= Your task =
Find how many lines of the following entries contain "Pasek". Reply with the number alone.

───── Records for this exercise ─────

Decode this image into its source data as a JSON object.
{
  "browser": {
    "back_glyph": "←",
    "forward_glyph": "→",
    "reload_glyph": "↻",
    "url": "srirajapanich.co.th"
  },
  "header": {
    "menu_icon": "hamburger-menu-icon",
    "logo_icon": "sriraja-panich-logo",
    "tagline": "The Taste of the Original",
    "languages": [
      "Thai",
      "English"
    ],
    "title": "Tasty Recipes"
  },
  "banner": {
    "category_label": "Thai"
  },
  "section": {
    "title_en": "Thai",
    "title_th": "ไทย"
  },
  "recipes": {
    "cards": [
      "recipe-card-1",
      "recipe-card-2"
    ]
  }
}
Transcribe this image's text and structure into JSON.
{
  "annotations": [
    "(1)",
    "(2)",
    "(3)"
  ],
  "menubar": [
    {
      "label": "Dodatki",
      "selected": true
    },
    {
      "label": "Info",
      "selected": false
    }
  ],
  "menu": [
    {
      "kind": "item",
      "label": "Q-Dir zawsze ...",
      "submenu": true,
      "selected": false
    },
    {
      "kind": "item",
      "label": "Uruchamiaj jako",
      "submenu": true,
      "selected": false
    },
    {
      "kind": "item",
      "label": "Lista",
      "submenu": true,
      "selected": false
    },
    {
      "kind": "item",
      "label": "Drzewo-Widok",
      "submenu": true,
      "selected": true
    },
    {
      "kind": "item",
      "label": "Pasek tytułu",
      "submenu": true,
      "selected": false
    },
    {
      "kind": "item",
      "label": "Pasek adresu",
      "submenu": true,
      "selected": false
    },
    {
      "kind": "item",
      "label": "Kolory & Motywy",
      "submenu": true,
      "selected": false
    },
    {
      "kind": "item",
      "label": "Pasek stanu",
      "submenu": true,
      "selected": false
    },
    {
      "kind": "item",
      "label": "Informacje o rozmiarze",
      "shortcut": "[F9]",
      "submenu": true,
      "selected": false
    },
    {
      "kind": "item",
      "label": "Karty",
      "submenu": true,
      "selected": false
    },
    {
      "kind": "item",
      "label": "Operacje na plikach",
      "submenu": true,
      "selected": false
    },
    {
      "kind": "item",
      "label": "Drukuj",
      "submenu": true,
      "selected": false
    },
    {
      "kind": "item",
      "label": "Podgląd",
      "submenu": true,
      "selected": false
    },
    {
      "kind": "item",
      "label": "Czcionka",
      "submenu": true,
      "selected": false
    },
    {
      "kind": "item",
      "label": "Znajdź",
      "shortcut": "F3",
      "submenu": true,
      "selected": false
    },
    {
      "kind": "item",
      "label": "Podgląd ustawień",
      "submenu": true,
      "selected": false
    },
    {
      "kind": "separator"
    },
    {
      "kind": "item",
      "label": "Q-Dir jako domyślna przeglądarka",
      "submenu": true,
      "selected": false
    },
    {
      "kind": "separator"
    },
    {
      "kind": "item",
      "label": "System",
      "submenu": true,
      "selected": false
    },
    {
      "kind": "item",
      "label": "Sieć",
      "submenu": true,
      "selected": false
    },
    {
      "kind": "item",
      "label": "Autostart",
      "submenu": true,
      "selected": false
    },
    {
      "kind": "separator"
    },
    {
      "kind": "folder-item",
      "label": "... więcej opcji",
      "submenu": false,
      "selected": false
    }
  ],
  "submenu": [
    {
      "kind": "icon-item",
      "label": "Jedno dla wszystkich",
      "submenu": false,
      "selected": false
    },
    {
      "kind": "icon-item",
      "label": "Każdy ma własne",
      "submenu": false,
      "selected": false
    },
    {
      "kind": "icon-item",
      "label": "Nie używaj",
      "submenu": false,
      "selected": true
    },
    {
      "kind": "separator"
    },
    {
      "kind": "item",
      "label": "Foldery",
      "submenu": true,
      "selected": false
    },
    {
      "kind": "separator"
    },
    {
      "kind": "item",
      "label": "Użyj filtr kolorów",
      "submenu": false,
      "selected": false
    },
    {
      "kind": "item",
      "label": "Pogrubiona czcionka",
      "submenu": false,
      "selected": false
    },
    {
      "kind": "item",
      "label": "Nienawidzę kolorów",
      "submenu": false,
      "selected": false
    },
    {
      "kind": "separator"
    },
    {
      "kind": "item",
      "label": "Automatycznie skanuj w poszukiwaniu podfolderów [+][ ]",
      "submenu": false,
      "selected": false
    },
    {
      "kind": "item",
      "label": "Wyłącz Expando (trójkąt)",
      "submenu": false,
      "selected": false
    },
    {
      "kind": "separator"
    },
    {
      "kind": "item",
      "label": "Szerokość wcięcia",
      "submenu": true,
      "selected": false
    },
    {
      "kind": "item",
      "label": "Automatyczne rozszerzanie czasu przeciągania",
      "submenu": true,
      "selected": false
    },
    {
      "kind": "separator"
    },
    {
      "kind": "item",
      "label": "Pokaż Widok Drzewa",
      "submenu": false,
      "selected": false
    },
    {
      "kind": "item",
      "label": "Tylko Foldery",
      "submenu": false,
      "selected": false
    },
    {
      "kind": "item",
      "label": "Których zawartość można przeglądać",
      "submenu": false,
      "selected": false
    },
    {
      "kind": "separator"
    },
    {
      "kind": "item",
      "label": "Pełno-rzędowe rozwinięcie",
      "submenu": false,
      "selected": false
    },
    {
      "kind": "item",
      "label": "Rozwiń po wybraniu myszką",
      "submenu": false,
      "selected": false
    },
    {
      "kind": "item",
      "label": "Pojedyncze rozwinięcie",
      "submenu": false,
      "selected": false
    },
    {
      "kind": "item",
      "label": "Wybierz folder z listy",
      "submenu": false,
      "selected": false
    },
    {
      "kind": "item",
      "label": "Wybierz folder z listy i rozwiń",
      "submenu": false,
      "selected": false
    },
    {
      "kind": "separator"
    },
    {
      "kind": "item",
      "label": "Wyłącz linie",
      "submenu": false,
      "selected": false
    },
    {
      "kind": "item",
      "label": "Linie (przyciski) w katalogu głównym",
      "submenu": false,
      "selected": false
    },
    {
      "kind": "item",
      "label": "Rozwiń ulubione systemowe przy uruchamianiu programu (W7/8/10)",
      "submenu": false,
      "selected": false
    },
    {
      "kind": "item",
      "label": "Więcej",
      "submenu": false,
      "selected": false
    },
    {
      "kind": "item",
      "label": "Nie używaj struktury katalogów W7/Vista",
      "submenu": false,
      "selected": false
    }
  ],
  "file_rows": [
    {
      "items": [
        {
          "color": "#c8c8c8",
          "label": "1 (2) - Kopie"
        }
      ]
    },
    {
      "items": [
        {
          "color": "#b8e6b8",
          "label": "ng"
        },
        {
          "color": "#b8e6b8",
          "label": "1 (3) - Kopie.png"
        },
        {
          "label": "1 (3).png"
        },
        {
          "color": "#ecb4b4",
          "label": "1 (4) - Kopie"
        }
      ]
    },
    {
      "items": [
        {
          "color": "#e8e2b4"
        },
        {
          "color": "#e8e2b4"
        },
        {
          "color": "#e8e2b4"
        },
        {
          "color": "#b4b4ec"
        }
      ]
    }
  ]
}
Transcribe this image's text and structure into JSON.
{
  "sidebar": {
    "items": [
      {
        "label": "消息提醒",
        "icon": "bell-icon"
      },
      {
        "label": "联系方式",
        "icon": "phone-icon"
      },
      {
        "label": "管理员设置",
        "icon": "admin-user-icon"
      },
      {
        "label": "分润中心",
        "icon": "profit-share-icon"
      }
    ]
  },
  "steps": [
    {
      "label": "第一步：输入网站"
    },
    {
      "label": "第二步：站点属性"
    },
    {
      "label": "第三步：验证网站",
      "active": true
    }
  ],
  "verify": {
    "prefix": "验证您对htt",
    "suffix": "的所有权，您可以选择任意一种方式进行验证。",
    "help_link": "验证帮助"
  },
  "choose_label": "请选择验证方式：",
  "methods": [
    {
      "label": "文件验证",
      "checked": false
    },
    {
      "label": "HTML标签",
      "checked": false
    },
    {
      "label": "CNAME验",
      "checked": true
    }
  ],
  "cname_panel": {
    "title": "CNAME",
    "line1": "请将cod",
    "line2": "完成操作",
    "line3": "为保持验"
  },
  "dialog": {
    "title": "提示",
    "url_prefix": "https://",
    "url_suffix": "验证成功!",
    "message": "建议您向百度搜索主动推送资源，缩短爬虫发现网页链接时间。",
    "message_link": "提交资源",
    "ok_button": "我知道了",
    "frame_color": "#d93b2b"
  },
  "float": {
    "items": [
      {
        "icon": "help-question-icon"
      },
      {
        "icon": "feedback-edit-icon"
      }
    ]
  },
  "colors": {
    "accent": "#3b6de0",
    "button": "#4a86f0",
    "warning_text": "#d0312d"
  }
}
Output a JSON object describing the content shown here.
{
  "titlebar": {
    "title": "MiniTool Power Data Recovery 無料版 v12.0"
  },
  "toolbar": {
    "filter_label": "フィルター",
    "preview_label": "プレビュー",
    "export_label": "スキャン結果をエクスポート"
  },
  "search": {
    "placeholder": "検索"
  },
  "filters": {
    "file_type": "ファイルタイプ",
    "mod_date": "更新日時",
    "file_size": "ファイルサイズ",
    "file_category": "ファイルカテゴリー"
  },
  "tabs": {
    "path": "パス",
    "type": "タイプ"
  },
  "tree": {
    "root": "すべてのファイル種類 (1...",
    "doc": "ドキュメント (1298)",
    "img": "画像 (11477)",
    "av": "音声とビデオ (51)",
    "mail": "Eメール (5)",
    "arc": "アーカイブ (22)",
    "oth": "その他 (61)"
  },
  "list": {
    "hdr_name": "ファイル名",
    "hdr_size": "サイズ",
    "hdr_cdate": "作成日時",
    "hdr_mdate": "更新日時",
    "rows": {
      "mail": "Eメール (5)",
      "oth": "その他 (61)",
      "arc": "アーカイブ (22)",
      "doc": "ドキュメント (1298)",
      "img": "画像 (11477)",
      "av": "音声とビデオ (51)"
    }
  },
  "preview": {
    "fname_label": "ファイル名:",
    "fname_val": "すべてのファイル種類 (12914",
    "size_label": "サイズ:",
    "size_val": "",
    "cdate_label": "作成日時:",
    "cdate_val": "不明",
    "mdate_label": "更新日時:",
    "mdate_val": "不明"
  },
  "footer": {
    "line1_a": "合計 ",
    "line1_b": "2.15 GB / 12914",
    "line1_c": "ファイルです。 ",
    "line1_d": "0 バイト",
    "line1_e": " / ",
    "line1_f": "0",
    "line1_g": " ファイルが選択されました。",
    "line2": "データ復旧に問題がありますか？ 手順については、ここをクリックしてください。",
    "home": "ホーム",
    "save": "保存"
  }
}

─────

= Answer box =
3